The issue has come into sharp focus in a number of areas, including Dunboyne and Stamullen, where space in the local cemeteries has been filling up.
The county council announced last year that the tradition of burying people in their own parish may soon disappear with a major restructuring of the cemetries service by the council.
Officials warned that as parish or village cemeteries filled up, it would not be possible in future to provide replacement burial grounds in the same area. It said that regional cemetries may have to be provided.
Many cemetries in the county operate a 'locals only’ burial policy to make sure that local families are accommodated, but also to prevent burials from other areas so that a particular cemetery does not fill up too quickly.
With a sharp increase in Meath’s population over the last decade, the council undertook a survey of burial grounds with the aim of producing a policy document on the planning and provision of cemeteries and to feed into its policy the operation and maintenance of burial grounds vested in the control of the council.
Council officials, who produced a 30-year plan, said that because of constraints on council budgets, it would no longer be possible to provide a burial ground in every parish.
This week, Fianna Fail Senator Thomas Byrne said that he was calling on councillors to oppose any move towards regionalisation of cemeteries.
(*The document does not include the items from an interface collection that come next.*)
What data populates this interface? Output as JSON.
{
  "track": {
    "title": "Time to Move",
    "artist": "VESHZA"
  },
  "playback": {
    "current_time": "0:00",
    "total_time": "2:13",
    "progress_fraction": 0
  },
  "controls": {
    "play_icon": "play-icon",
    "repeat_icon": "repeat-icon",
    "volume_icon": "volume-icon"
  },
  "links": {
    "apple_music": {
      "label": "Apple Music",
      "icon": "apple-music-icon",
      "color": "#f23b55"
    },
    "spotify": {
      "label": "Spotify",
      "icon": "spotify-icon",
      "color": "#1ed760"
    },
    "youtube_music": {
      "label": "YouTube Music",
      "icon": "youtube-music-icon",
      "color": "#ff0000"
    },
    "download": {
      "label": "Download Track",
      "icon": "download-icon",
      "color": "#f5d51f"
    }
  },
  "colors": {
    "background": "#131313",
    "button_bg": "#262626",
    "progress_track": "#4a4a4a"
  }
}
He said the issue had arisen in Dunboyne where the county council has recommended three measures in relation to cemetery space - to use recently bought land at Rooske for community facilities raher than a cemetery extension; to examine the extension of Kilcloon cemetery to cater for Dunboyne burials, and to identify sites for a municipal graveyard for the entire south Meath area.
However, Senator Byrne has cl,aimed the regionalisation idea would not work.